Investing pension-plan assets
Ensuring there will be adequate capital to fund future pension payments is another enormous challenge. Relying on public ‘Pay as You Go’ systems becomes challenging as populations age. The demographics of many aging societies will create a larger population than ever of retirees drawing money out of retirement systems — and a smaller proportion than ever of working-age taxpayers putting money into those systems. Encouraging and enabling people to accumulate their own retirement savings is also needed.
The current, prolonged period of low interest rates in many parts of the world — causing a lower-than-projected buildup of capital — makes it challenging for pension plans’ to build up sufficient reserves. Incentives to help people save enough, early enough and for long enough will be key.

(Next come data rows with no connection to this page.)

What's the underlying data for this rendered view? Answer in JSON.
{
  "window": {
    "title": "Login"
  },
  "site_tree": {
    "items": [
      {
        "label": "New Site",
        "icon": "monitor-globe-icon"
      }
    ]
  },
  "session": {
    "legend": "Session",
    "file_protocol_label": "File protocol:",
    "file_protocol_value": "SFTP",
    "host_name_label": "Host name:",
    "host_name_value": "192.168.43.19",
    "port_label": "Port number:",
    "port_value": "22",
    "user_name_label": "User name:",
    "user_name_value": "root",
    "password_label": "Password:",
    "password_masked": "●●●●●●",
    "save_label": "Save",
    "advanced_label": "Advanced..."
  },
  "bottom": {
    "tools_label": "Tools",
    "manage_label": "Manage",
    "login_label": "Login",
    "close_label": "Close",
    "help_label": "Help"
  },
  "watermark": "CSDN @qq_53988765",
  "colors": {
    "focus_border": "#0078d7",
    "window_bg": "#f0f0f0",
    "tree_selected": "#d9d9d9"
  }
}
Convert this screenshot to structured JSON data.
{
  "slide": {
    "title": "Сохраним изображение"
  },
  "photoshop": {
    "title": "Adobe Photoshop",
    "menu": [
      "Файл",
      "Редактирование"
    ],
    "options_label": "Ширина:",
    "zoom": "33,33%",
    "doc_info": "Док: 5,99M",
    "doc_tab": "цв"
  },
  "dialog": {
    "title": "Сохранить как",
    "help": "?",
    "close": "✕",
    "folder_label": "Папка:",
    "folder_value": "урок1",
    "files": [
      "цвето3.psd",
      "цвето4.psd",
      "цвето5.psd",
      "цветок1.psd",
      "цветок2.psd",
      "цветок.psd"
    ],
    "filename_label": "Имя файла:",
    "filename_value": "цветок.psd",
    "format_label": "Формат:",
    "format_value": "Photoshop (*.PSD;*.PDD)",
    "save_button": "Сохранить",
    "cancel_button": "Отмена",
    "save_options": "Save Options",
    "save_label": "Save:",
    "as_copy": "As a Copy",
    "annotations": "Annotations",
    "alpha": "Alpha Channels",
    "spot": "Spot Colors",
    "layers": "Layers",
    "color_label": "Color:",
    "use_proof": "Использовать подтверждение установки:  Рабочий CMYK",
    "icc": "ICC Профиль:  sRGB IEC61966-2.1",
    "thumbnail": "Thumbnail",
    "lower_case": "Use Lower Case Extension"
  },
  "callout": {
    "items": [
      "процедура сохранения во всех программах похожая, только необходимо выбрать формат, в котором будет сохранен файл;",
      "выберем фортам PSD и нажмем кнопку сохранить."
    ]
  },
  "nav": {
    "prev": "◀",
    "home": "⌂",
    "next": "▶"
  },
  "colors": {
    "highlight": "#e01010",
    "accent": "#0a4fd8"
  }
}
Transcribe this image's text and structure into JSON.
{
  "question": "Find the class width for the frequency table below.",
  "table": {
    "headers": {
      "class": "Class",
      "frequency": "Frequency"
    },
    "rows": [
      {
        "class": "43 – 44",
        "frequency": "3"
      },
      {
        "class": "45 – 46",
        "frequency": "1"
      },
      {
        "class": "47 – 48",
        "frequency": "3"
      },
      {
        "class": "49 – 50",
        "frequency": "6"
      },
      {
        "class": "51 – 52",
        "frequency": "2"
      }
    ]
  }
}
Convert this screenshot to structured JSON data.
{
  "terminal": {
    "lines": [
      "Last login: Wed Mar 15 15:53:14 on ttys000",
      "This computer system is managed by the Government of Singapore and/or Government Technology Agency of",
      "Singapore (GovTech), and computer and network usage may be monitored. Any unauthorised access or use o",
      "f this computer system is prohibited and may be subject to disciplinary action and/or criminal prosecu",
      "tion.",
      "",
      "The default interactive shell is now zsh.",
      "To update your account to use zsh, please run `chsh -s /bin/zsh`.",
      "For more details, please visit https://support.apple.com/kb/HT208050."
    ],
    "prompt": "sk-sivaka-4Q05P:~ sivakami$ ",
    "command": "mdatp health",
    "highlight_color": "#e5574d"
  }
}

Ensuring robust investment returns will be vital to accumulating sufficient capital reserves to fund the retirement security of the coming wave of retirees, many panelists said. Investing pension-plan reserves shrewdly in productivity-enhancing initiatives (such as infrastructure projects), which promote strong economic development, can be a win-win outcome.
As Elias Masilela, the Executive Chairman of DNA Economics in South Africa, noted “social investment is actually good for a pension fund” because it helps create “good health, good housing, good transport and telecom” that can “enhance the value of the lives of workers.” As they enjoy better services in an expanding economy, he said, those workers will “see the logic of saving” for a more prosperous future.
Fixing Poorly Designed Pension Systems
The reality is that retirees and near-retirees in many countries — especially those economies that were hard-hit by, and have yet to recover from the global financial crisis of 2008 and 2009 — cannot afford to save or are ill-served by poorly designed pension systems. “There is no more dramatic case of a pension system’s struggle than the case of Greece,” said Prof. George Katrougalos, Greece’s Minister of Labor, Social Security and Social Solidarity.
Greece’s current reform effort is aiming to send a twofold message to society: that the intended reforms will preserve pensions for current pensioners and today’s workers (who will themselves someday become pensioners) and will ensure long-term fairness and equity.
In a quip that summed up the dilemma of trying to align the appropriate incentives to inspire savings, Karlan said: “If you fail to pay back a loan, a bank will hunt you down and make you pay. But if you fail to make a deposit, the bank will not remind you to save and [will not] make you pay” a promised contribution into your retirement savings account.
The impetus for savings, he said, always comes down to the individual and his or her ability to wisely calculate the tradeoffs that will determine his or her family’s long-term financial well-being.